- “Man of Stone, The“
- Short story (6,460 words); ghostwritten for Hazel Heald, probably in summer 1932. First published in Wonder Stories (October 1932); first collected in Marginalia; corrected text in HM Daniel “Mad Dan” Morris finds in his ancestral copy of the Book of Eibona formula to turn any living creature into a stone statue. Morris admits that the formula “depends more on plain chemistry than on the Outer Powers” and that “What it amounts to is a kind of petrification infinitely speeded up.” He successfully turns the trick on Arthur Wheeler, a sculptor who he believes had been making overtures to his wife Rose. He then attempts the same procedure on Rose herself, locking her in the attic and feeding her large amounts of salty meat along with water containing the solution; but she secretly manages to catch rain water from the window and does not drink the water.

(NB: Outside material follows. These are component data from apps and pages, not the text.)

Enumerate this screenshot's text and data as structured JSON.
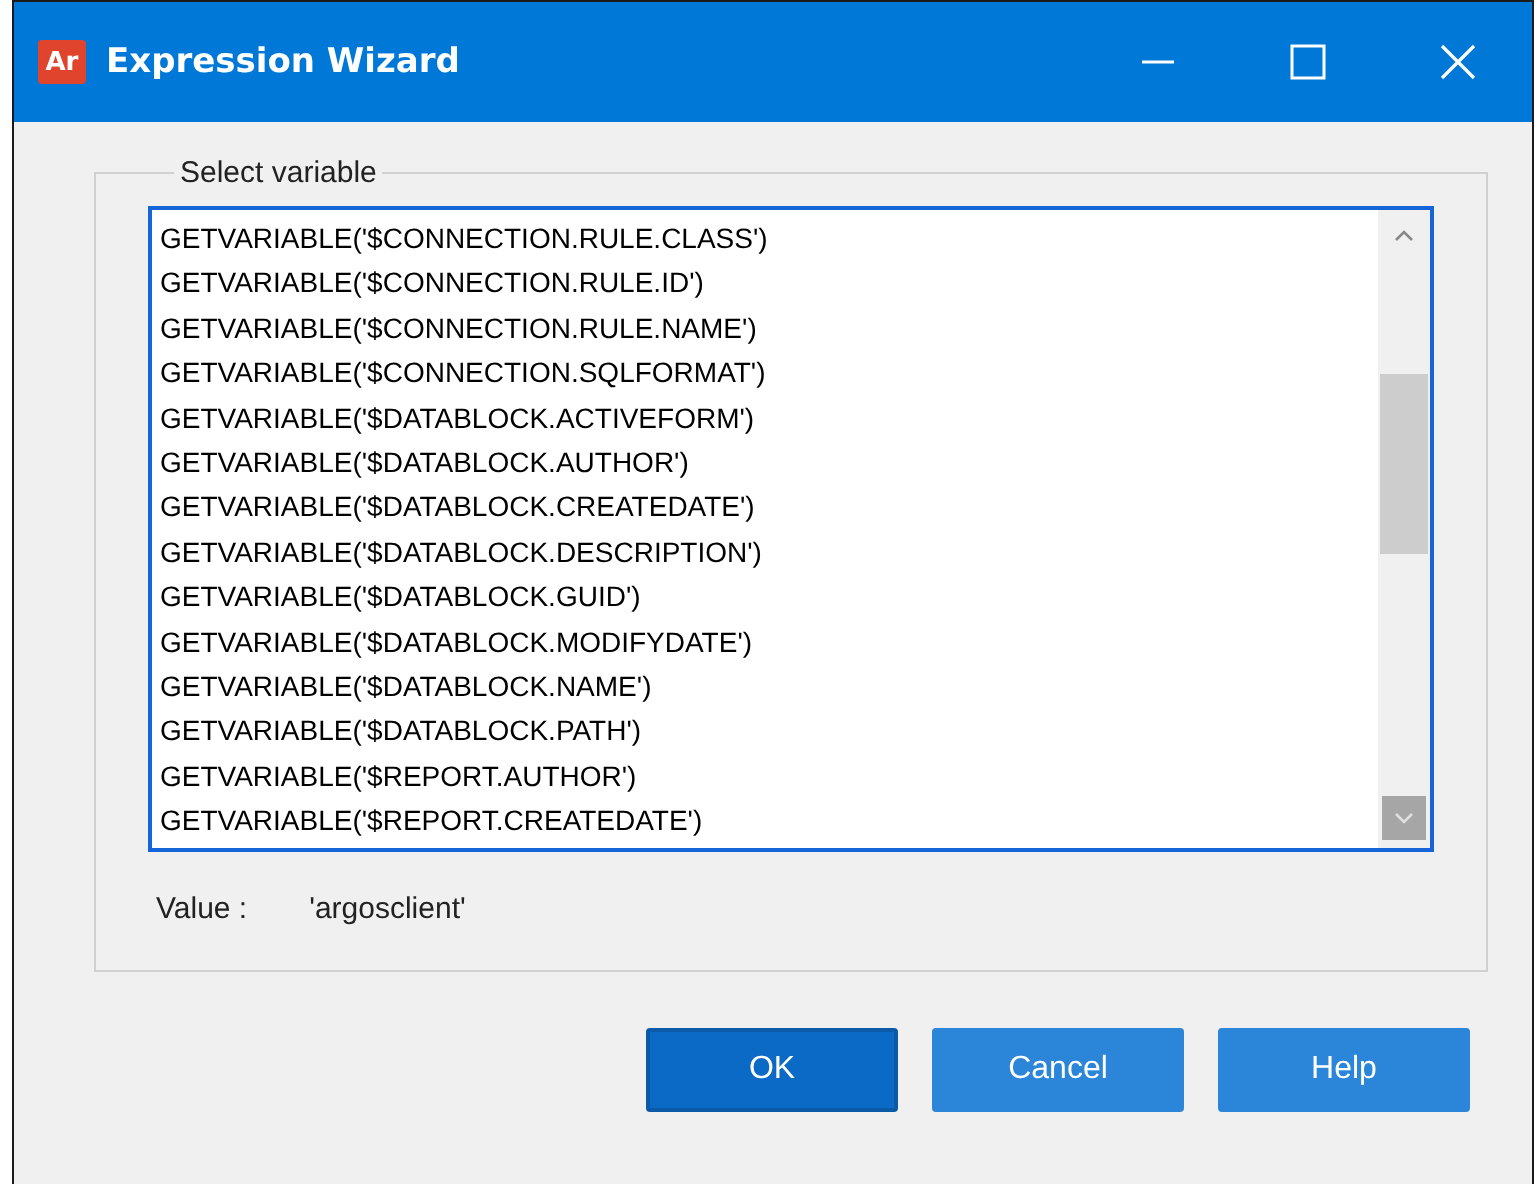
{
  "window": {
    "title": "Expression Wizard",
    "app_icon": "Ar"
  },
  "group": {
    "title": "Select variable"
  },
  "variables": [
    "GETVARIABLE('$CONNECTION.RULE.CLASS')",
    "GETVARIABLE('$CONNECTION.RULE.ID')",
    "GETVARIABLE('$CONNECTION.RULE.NAME')",
    "GETVARIABLE('$CONNECTION.SQLFORMAT')",
    "GETVARIABLE('$DATABLOCK.ACTIVEFORM')",
    "GETVARIABLE('$DATABLOCK.AUTHOR')",
    "GETVARIABLE('$DATABLOCK.CREATEDATE')",
    "GETVARIABLE('$DATABLOCK.DESCRIPTION')",
    "GETVARIABLE('$DATABLOCK.GUID')",
    "GETVARIABLE('$DATABLOCK.MODIFYDATE')",
    "GETVARIABLE('$DATABLOCK.NAME')",
    "GETVARIABLE('$DATABLOCK.PATH')",
    "GETVARIABLE('$REPORT.AUTHOR')",
    "GETVARIABLE('$REPORT.CREATEDATE')"
  ],
  "value": {
    "label": "Value :",
    "text": "'argosclient'"
  },
  "buttons": [
    {
      "label": "OK",
      "default": true
    },
    {
      "label": "Cancel",
      "default": false
    },
    {
      "label": "Help",
      "default": false
    }
  ]
}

When Morris is asleep, Rose forces the lock on her door, ties up her husband in his chair (using the same whip with which he had repeatedly beaten her), and, with a funnel, forces him to drink his own solution. He is turned into stone. Rose, weakened and depressed over Wheeler’s death, then takes the solution herself. Morris’s diary, with a final entry by Rose, is found later by two visitors to the remote cabin. In a letter to August Derleth (September 30, 1944), Heald wrote: “Lovecraft helped me on this story as much as on the others, and did actually rewrite paragraphs. He would criticize paragraph after paragraph and pencil remarks beside them, and then make me write them until they pleased him” (note in The Horror in the Museum and Other Revisions [1970 ed.], p. 27). This would seem to suggest that HPL revised a draft by Heald, but the evidence indicates that he wrote the entire text himself, presumably from her plot outline. The story appears to be the first of the five Heald revisions.
An H.P.Lovecraft encyclopedia. S.T. Joshi, David E. Schultz.